*** Exercise input Section Begins ***

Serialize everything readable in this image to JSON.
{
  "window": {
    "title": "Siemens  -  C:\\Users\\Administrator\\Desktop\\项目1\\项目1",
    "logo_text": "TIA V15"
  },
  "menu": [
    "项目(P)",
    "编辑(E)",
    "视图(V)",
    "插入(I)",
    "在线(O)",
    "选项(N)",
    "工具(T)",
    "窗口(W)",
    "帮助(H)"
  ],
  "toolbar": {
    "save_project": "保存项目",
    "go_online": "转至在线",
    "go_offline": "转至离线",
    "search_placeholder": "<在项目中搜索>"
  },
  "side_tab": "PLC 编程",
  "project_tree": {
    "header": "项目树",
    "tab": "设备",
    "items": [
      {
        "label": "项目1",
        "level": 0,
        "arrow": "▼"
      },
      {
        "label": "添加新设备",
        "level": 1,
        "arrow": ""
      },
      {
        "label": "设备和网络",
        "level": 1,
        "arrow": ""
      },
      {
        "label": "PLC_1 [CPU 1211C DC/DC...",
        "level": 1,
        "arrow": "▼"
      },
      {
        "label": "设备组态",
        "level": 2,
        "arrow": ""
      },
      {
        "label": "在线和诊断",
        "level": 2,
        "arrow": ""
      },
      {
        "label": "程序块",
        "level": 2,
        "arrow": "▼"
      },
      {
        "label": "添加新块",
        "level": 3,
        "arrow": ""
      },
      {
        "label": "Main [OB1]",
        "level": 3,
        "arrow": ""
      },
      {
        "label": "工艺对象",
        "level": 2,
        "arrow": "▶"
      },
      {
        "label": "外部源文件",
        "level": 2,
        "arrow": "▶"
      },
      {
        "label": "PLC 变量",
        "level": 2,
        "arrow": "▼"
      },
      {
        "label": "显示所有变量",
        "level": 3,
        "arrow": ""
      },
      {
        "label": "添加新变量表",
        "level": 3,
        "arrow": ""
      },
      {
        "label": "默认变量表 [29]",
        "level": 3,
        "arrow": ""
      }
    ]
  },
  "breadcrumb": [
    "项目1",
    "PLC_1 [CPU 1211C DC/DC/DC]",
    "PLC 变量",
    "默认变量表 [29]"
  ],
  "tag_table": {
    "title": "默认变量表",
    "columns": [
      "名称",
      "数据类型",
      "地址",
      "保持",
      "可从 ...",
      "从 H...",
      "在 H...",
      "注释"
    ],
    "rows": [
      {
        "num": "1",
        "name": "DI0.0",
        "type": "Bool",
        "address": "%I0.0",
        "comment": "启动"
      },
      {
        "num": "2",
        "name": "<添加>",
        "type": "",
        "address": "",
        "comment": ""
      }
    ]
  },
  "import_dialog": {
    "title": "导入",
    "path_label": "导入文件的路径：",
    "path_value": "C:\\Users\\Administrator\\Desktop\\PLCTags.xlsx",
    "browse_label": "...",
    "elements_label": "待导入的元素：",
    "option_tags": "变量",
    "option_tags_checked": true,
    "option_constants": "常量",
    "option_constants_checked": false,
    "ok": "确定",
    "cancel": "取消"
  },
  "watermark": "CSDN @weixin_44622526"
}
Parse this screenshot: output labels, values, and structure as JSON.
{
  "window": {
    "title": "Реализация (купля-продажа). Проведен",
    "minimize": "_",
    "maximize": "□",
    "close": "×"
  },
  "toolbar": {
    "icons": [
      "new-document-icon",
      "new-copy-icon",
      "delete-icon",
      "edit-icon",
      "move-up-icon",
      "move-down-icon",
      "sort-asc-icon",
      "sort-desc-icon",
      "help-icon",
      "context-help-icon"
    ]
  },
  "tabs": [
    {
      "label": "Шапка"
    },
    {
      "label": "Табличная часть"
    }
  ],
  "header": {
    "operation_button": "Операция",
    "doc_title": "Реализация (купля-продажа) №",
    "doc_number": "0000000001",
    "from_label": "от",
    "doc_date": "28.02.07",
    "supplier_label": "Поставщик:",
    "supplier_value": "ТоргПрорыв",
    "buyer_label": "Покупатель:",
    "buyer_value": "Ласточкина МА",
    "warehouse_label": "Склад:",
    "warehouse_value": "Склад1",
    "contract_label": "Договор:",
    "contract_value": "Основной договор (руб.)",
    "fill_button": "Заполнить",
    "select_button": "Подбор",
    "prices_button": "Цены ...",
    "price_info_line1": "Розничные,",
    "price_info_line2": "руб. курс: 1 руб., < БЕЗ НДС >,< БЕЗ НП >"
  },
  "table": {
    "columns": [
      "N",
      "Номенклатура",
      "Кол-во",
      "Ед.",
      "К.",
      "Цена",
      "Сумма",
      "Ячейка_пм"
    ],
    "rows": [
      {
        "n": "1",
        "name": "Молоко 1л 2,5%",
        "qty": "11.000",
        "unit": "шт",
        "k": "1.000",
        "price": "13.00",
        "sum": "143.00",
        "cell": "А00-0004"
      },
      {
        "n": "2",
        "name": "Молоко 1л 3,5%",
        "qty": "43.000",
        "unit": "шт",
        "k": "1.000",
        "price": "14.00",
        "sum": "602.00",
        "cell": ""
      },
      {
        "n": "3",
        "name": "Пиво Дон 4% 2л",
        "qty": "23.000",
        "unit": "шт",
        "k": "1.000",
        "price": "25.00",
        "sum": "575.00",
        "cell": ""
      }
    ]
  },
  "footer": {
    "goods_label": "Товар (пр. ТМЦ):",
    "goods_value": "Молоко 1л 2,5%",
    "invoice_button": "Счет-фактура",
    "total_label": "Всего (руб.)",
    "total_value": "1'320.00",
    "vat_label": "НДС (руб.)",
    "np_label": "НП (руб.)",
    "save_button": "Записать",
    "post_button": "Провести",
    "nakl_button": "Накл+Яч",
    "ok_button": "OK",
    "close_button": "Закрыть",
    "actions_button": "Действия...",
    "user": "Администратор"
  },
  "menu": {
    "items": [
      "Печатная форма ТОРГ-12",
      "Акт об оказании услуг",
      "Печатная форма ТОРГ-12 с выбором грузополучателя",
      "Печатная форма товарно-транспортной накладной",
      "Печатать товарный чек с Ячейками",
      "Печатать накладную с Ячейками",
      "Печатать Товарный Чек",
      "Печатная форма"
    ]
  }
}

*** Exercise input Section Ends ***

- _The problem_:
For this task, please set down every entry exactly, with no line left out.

- _Your response_:
Serialize everything readable in this image to JSON.
{
  "window": {
    "title": "Siemens  -  C:\\Users\\Administrator\\Desktop\\项目1\\项目1",
    "logo_text": "TIA V15"
  },
  "menu": [
    "项目(P)",
    "编辑(E)",
    "视图(V)",
    "插入(I)",
    "在线(O)",
    "选项(N)",
    "工具(T)",
    "窗口(W)",
    "帮助(H)"
  ],
  "toolbar": {
    "save_project": "保存项目",
    "go_online": "转至在线",
    "go_offline": "转至离线",
    "search_placeholder": "<在项目中搜索>"
  },
  "side_tab": "PLC 编程",
  "project_tree": {
    "header": "项目树",
    "tab": "设备",
    "items": [
      {
        "label": "项目1",
        "level": 0,
        "arrow": "▼"
      },
      {
        "label": "添加新设备",
        "level": 1,
        "arrow": ""
      },
      {
        "label": "设备和网络",
        "level": 1,
        "arrow": ""
      },
      {
        "label": "PLC_1 [CPU 1211C DC/DC...",
        "level": 1,
        "arrow": "▼"
      },
      {
        "label": "设备组态",
        "level": 2,
        "arrow": ""
      },
      {
        "label": "在线和诊断",
        "level": 2,
        "arrow": ""
      },
      {
        "label": "程序块",
        "level": 2,
        "arrow": "▼"
      },
      {
        "label": "添加新块",
        "level": 3,
        "arrow": ""
      },
      {
        "label": "Main [OB1]",
        "level": 3,
        "arrow": ""
      },
      {
        "label": "工艺对象",
        "level": 2,
        "arrow": "▶"
      },
      {
        "label": "外部源文件",
        "level": 2,
        "arrow": "▶"
      },
      {
        "label": "PLC 变量",
        "level": 2,
        "arrow": "▼"
      },
      {
        "label": "显示所有变量",
        "level": 3,
        "arrow": ""
      },
      {
        "label": "添加新变量表",
        "level": 3,
        "arrow": ""
      },
      {
        "label": "默认变量表 [29]",
        "level": 3,
        "arrow": ""
      }
    ]
  },
  "breadcrumb": [
    "项目1",
    "PLC_1 [CPU 1211C DC/DC/DC]",
    "PLC 变量",
    "默认变量表 [29]"
  ],
  "tag_table": {
    "title": "默认变量表",
    "columns": [
      "名称",
      "数据类型",
      "地址",
      "保持",
      "可从 ...",
      "从 H...",
      "在 H...",
      "注释"
    ],
    "rows": [
      {
        "num": "1",
        "name": "DI0.0",
        "type": "Bool",
        "address": "%I0.0",
        "comment": "启动"
      },
      {
        "num": "2",
        "name": "<添加>",
        "type": "",
        "address": "",
        "comment": ""
      }
    ]
  },
  "import_dialog": {
    "title": "导入",
    "path_label": "导入文件的路径：",
    "path_value": "C:\\Users\\Administrator\\Desktop\\PLCTags.xlsx",
    "browse_label": "...",
    "elements_label": "待导入的元素：",
    "option_tags": "变量",
    "option_tags_checked": true,
    "option_constants": "常量",
    "option_constants_checked": false,
    "ok": "确定",
    "cancel": "取消"
  },
  "watermark": "CSDN @weixin_44622526"
}
Parse this screenshot: output labels, values, and structure as JSON.
{
  "window": {
    "title": "Реализация (купля-продажа). Проведен",
    "minimize": "_",
    "maximize": "□",
    "close": "×"
  },
  "toolbar": {
    "icons": [
      "new-document-icon",
      "new-copy-icon",
      "delete-icon",
      "edit-icon",
      "move-up-icon",
      "move-down-icon",
      "sort-asc-icon",
      "sort-desc-icon",
      "help-icon",
      "context-help-icon"
    ]
  },
  "tabs": [
    {
      "label": "Шапка"
    },
    {
      "label": "Табличная часть"
    }
  ],
  "header": {
    "operation_button": "Операция",
    "doc_title": "Реализация (купля-продажа) №",
    "doc_number": "0000000001",
    "from_label": "от",
    "doc_date": "28.02.07",
    "supplier_label": "Поставщик:",
    "supplier_value": "ТоргПрорыв",
    "buyer_label": "Покупатель:",
    "buyer_value": "Ласточкина МА",
    "warehouse_label": "Склад:",
    "warehouse_value": "Склад1",
    "contract_label": "Договор:",
    "contract_value": "Основной договор (руб.)",
    "fill_button": "Заполнить",
    "select_button": "Подбор",
    "prices_button": "Цены ...",
    "price_info_line1": "Розничные,",
    "price_info_line2": "руб. курс: 1 руб., < БЕЗ НДС >,< БЕЗ НП >"
  },
  "table": {
    "columns": [
      "N",
      "Номенклатура",
      "Кол-во",
      "Ед.",
      "К.",
      "Цена",
      "Сумма",
      "Ячейка_пм"
    ],
    "rows": [
      {
        "n": "1",
        "name": "Молоко 1л 2,5%",
        "qty": "11.000",
        "unit": "шт",
        "k": "1.000",
        "price": "13.00",
        "sum": "143.00",
        "cell": "А00-0004"
      },
      {
        "n": "2",
        "name": "Молоко 1л 3,5%",
        "qty": "43.000",
        "unit": "шт",
        "k": "1.000",
        "price": "14.00",
        "sum": "602.00",
        "cell": ""
      },
      {
        "n": "3",
        "name": "Пиво Дон 4% 2л",
        "qty": "23.000",
        "unit": "шт",
        "k": "1.000",
        "price": "25.00",
        "sum": "575.00",
        "cell": ""
      }
    ]
  },
  "footer": {
    "goods_label": "Товар (пр. ТМЦ):",
    "goods_value": "Молоко 1л 2,5%",
    "invoice_button": "Счет-фактура",
    "total_label": "Всего (руб.)",
    "total_value": "1'320.00",
    "vat_label": "НДС (руб.)",
    "np_label": "НП (руб.)",
    "save_button": "Записать",
    "post_button": "Провести",
    "nakl_button": "Накл+Яч",
    "ok_button": "OK",
    "close_button": "Закрыть",
    "actions_button": "Действия...",
    "user": "Администратор"
  },
  "menu": {
    "items": [
      "Печатная форма ТОРГ-12",
      "Акт об оказании услуг",
      "Печатная форма ТОРГ-12 с выбором грузополучателя",
      "Печатная форма товарно-транспортной накладной",
      "Печатать товарный чек с Ячейками",
      "Печатать накладную с Ячейками",
      "Печатать Товарный Чек",
      "Печатная форма"
    ]
  }
}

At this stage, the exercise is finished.